On any given day, 500 Georgia parents face incarceration for failing to pay child support. They are usually jailed on civil contempt charges and are not given an attorney to represent them. One such Georgia father is challenging the legal basis for incarcerating people who are too poor to pay child support.
The 39-year-old father was in the military from 1991 to 2005, and for most of the past 15 years, he consistently made his child support payments on time. After he left the service, the veteran worked for AT&T as a service technician. While working there, his $452 per month child support payment was deducted from his paychecks.
Like many people suffering in our bad economy, he lost his job in July 2009. Since that time, he took odd jobs, used his tax refunds to make his child support payments, and made $2,600 in child support payments. However, being unemployed and underemployed, his money eventually ran out.
He recently found a job, but four days later and with only 39 cents left in the bank, the Georgia veteran was summoned to court on contempt charges for not paying child support. After a hearing, he was given the choice of paying $3,000 he did not have, serving time in jail, or spending time at a work release center.
He chose to go to the work-release center, and he is now serving up to 120 days at a diversion center. As a part of his confinement, he must use his wages to pay $140 weekly for room and board and $135 weekly in child support.
He is now challenging his confinement on the basis that the U.S. Supreme Court and the Georgia Supreme court have ruled that judges cannot send someone to jail if they are too poor to pay their court ordered child support obligations.
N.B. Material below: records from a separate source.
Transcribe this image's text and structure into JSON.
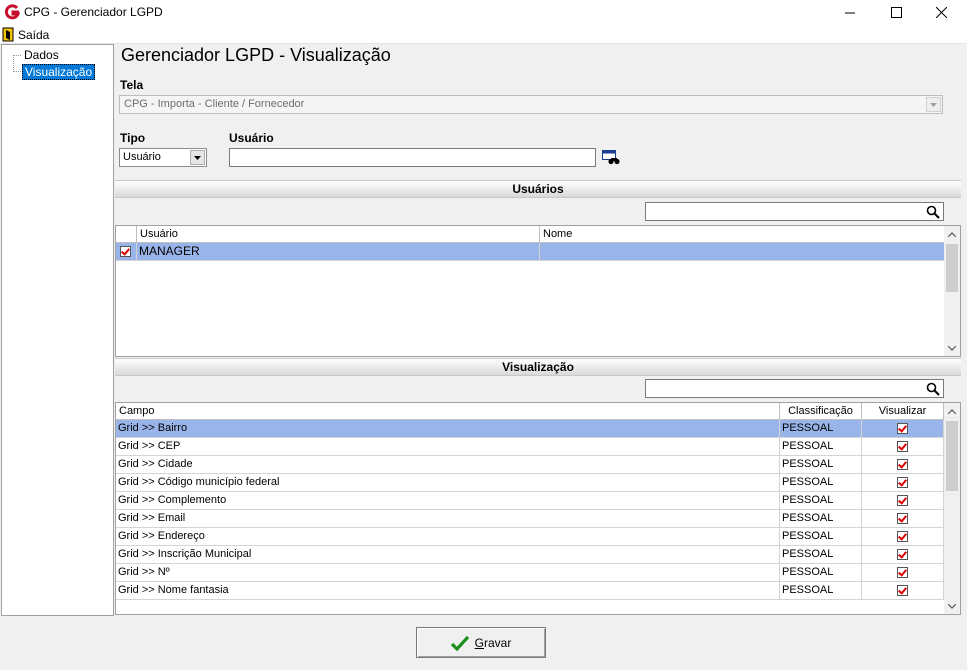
{
  "window": {
    "title": "CPG - Gerenciador LGPD"
  },
  "menu": {
    "exit_label": "Saída"
  },
  "tree": {
    "items": [
      {
        "label": "Dados"
      },
      {
        "label": "Visualização"
      }
    ]
  },
  "page": {
    "title": "Gerenciador LGPD - Visualização"
  },
  "form": {
    "tela_label": "Tela",
    "tela_value": "CPG - Importa - Cliente / Fornecedor",
    "tipo_label": "Tipo",
    "tipo_value": "Usuário",
    "usuario_label": "Usuário",
    "usuario_value": ""
  },
  "usuarios": {
    "header": "Usuários",
    "search_value": "",
    "columns": [
      "Usuário",
      "Nome"
    ],
    "rows": [
      {
        "checked": true,
        "usuario": "MANAGER",
        "nome": ""
      }
    ]
  },
  "visualizacao": {
    "header": "Visualização",
    "search_value": "",
    "columns": [
      "Campo",
      "Classificação",
      "Visualizar"
    ],
    "rows": [
      {
        "campo": "Grid >> Bairro",
        "classificacao": "PESSOAL",
        "visualizar": true
      },
      {
        "campo": "Grid >> CEP",
        "classificacao": "PESSOAL",
        "visualizar": true
      },
      {
        "campo": "Grid >> Cidade",
        "classificacao": "PESSOAL",
        "visualizar": true
      },
      {
        "campo": "Grid >> Código município federal",
        "classificacao": "PESSOAL",
        "visualizar": true
      },
      {
        "campo": "Grid >> Complemento",
        "classificacao": "PESSOAL",
        "visualizar": true
      },
      {
        "campo": "Grid >> Email",
        "classificacao": "PESSOAL",
        "visualizar": true
      },
      {
        "campo": "Grid >> Endereço",
        "classificacao": "PESSOAL",
        "visualizar": true
      },
      {
        "campo": "Grid >> Inscrição Municipal",
        "classificacao": "PESSOAL",
        "visualizar": true
      },
      {
        "campo": "Grid >> Nº",
        "classificacao": "PESSOAL",
        "visualizar": true
      },
      {
        "campo": "Grid >> Nome fantasia",
        "classificacao": "PESSOAL",
        "visualizar": true
      }
    ]
  },
  "actions": {
    "gravar_label": "Gravar"
  },
  "colors": {
    "selection": "#99b4e8",
    "tree_selection": "#0078d7",
    "brand": "#c8102e",
    "check": "#d00000"
  }
}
A preventive option available to parents in a similar position is filing for a modification of child support payments. If a person suffers an involuntary loss of income, like losing a job, family law judges will often lower the amount of monthly payments. If you are falling behind in child support and have questions about child support modification, an experienced family law attorney can inform you of your options.
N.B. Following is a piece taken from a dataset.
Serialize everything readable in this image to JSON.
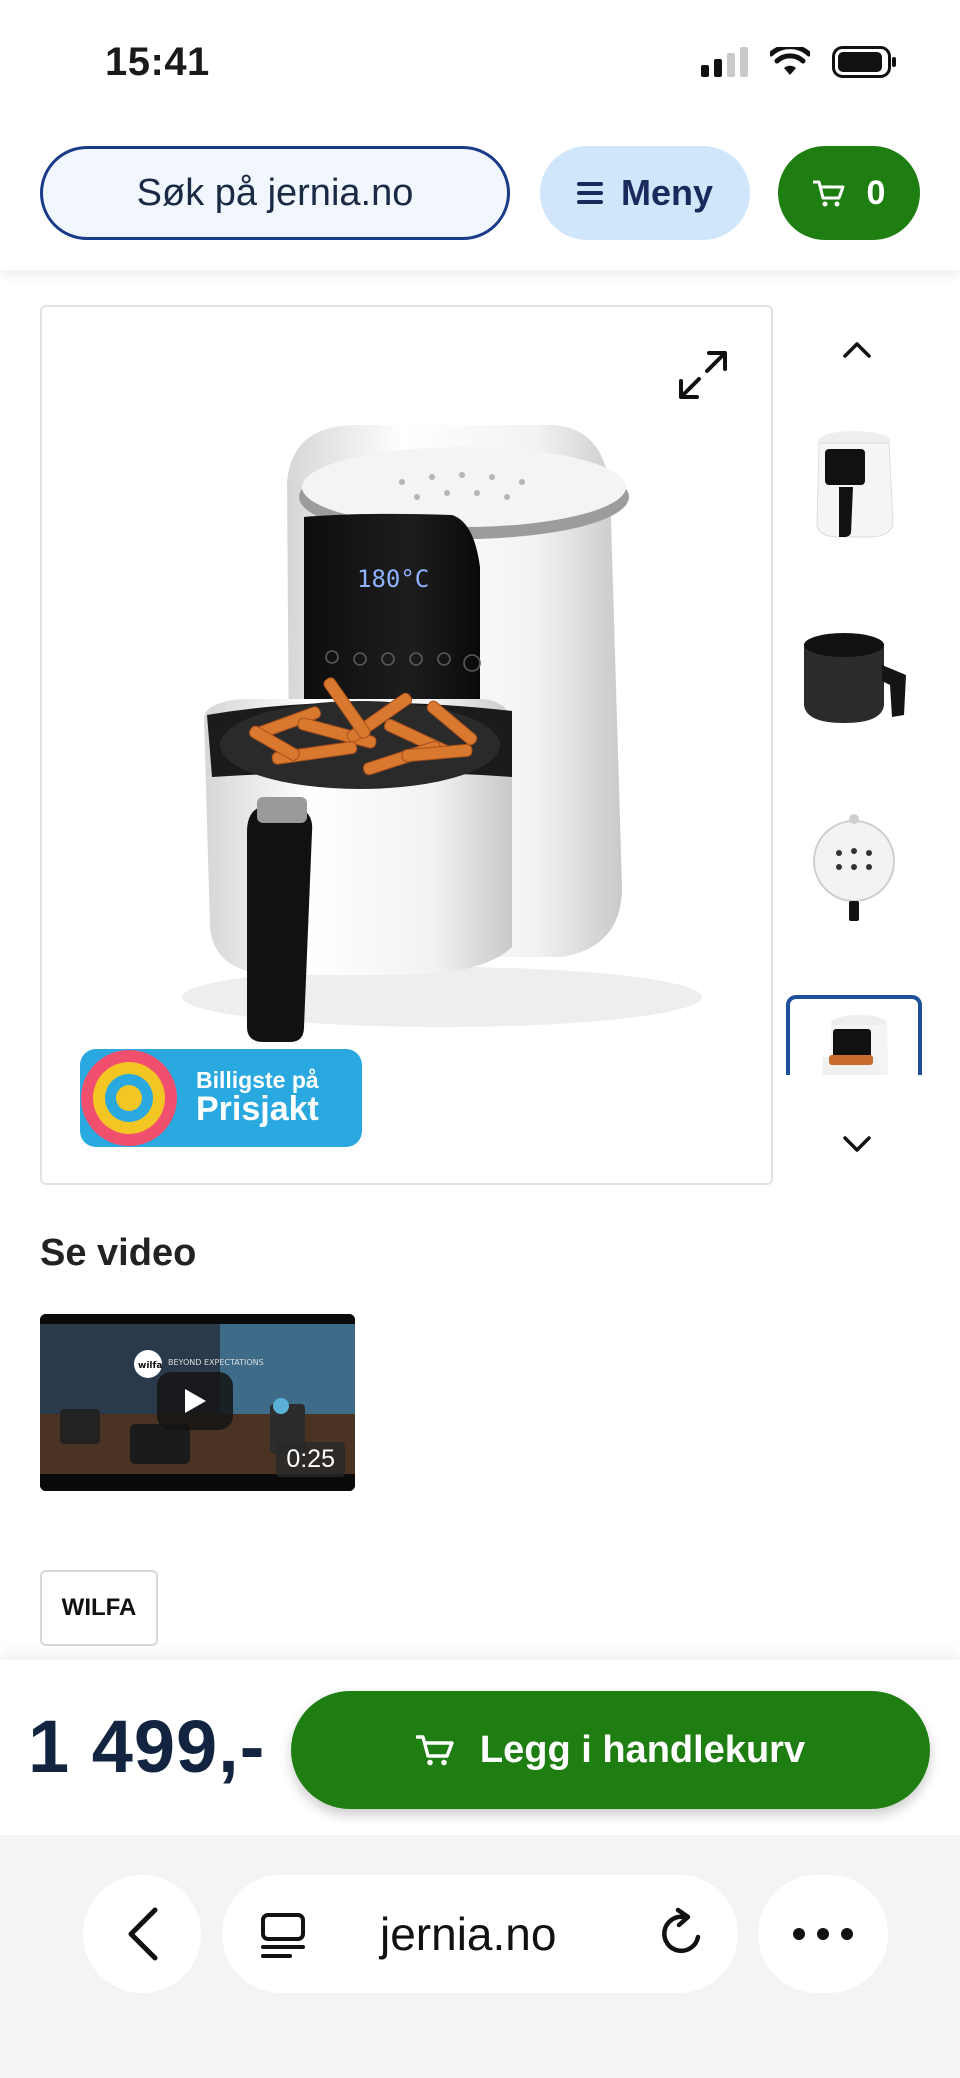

Source: Atlanta Journal-Constitution, “Jail for child support debt questioned,” Bill Rankin, 12/15/2010